Description of the task. Copy out the data below. Keep every word as it is.
+-------+
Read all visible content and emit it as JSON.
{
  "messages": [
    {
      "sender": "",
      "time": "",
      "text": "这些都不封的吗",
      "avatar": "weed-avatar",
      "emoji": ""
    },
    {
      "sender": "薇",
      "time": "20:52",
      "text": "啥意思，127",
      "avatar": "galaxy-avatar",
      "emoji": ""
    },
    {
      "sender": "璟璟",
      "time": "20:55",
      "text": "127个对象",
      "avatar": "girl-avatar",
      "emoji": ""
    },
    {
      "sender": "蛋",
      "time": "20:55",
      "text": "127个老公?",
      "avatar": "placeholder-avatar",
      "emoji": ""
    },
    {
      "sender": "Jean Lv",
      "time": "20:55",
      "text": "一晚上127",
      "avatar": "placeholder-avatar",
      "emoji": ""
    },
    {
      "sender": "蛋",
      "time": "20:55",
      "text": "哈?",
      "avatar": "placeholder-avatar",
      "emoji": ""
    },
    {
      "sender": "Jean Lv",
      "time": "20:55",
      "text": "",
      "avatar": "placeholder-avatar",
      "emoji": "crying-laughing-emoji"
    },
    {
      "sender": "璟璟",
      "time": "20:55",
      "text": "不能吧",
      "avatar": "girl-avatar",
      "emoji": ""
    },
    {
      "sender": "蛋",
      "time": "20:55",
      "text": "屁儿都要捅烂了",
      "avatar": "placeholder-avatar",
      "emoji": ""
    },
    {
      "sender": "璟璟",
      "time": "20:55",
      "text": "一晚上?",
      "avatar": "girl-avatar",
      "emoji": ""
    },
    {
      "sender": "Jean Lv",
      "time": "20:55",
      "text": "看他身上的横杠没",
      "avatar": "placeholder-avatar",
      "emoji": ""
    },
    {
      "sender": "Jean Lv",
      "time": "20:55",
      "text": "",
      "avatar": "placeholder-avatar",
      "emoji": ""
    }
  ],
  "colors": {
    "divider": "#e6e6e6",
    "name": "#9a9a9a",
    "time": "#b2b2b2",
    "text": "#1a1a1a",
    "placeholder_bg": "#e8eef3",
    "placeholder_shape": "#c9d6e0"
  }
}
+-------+
Exercise result.
Read all visible content and emit it as JSON.
{
  "messages": [
    {
      "sender": "",
      "time": "",
      "text": "这些都不封的吗",
      "avatar": "weed-avatar",
      "emoji": ""
    },
    {
      "sender": "薇",
      "time": "20:52",
      "text": "啥意思，127",
      "avatar": "galaxy-avatar",
      "emoji": ""
    },
    {
      "sender": "璟璟",
      "time": "20:55",
      "text": "127个对象",
      "avatar": "girl-avatar",
      "emoji": ""
    },
    {
      "sender": "蛋",
      "time": "20:55",
      "text": "127个老公?",
      "avatar": "placeholder-avatar",
      "emoji": ""
    },
    {
      "sender": "Jean Lv",
      "time": "20:55",
      "text": "一晚上127",
      "avatar": "placeholder-avatar",
      "emoji": ""
    },
    {
      "sender": "蛋",
      "time": "20:55",
      "text": "哈?",
      "avatar": "placeholder-avatar",
      "emoji": ""
    },
    {
      "sender": "Jean Lv",
      "time": "20:55",
      "text": "",
      "avatar": "placeholder-avatar",
      "emoji": "crying-laughing-emoji"
    },
    {
      "sender": "璟璟",
      "time": "20:55",
      "text": "不能吧",
      "avatar": "girl-avatar",
      "emoji": ""
    },
    {
      "sender": "蛋",
      "time": "20:55",
      "text": "屁儿都要捅烂了",
      "avatar": "placeholder-avatar",
      "emoji": ""
    },
    {
      "sender": "璟璟",
      "time": "20:55",
      "text": "一晚上?",
      "avatar": "girl-avatar",
      "emoji": ""
    },
    {
      "sender": "Jean Lv",
      "time": "20:55",
      "text": "看他身上的横杠没",
      "avatar": "placeholder-avatar",
      "emoji": ""
    },
    {
      "sender": "Jean Lv",
      "time": "20:55",
      "text": "",
      "avatar": "placeholder-avatar",
      "emoji": ""
    }
  ],
  "colors": {
    "divider": "#e6e6e6",
    "name": "#9a9a9a",
    "time": "#b2b2b2",
    "text": "#1a1a1a",
    "placeholder_bg": "#e8eef3",
    "placeholder_shape": "#c9d6e0"
  }
}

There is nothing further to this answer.